Since I left you at the door of the Beamish Mary with your tongue hanging out, I had better get straight down to describing the beer.
There were six real ales on sale that day, and another settling. On tap were Hill Island Brewery's Merry Month, Theakson's Old Peculier, Hadrian & Border Brewery's Gladiator Bitter and Tyneside Blonde, and Big Lamp Brewery's Lamp Light and BSB, a brew made solely for the Beamish Mary.
All were very palatable, but Tyneside Blonde definitely took the first prize - sharp and refreshing, a lovely light hoppy beer!
Temporary manager Sally Crowther tells me that she does all the cellaring herself, and an excellent job she makes of it, I can tell you!
The layout of the pub itself is truly to my taste. As with most modern licensed premises, the Beamish Mary serves food, but the dining area is completely separate from the bar, being a part of the L-shaped lounge, so that decent men can enjoy a drink without having plates of food passed over their heads.

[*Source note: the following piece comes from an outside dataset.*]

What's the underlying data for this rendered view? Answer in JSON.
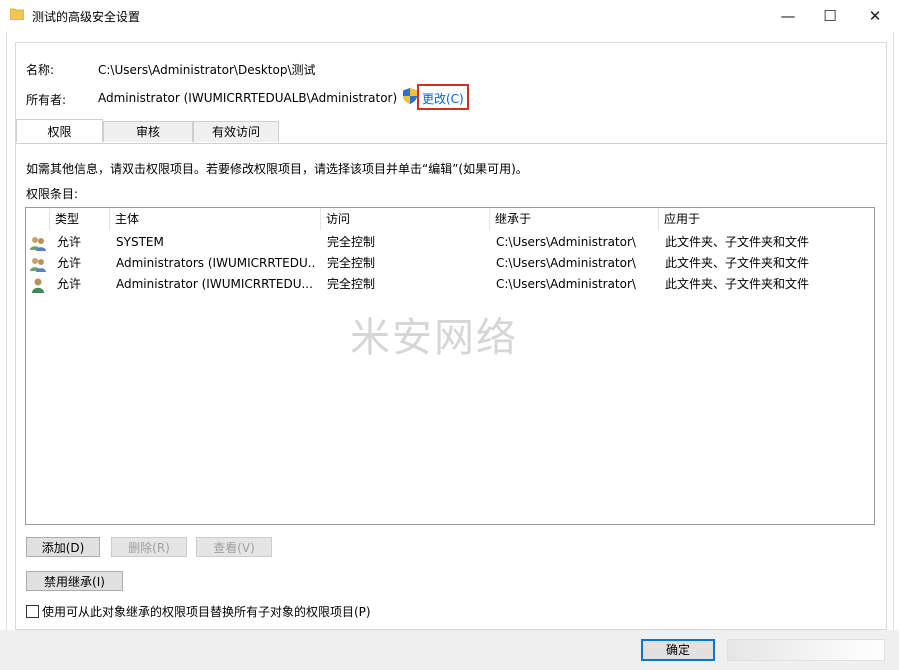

If you do wish to eat between drinks, by the way, the menu offers good solid trencherman fare such as black pudding, leek and cheese hotpot and other such rib-sticking Northern delicacies.
Even the games area is separate, so that there is no risk of being poked with a pool stick while you are seriously bending the elbow. Outside, there is a beautiful tiered garden, so that the poor outcast smokers can enjoy their ale amidst birdsong and barking coughs.
The pub hosts live regular music, including a fortnightly folk club, but this is held in a separate room too, so you can take it or leave it as you please. Bearing in mind what sometimes passes for music nowadays, this has to be a great advantage!
As a matter of fact, there is nothing negative I can say about Beamish Mary, she is a true temple to the real-ale tippler and long may she flourish, say I!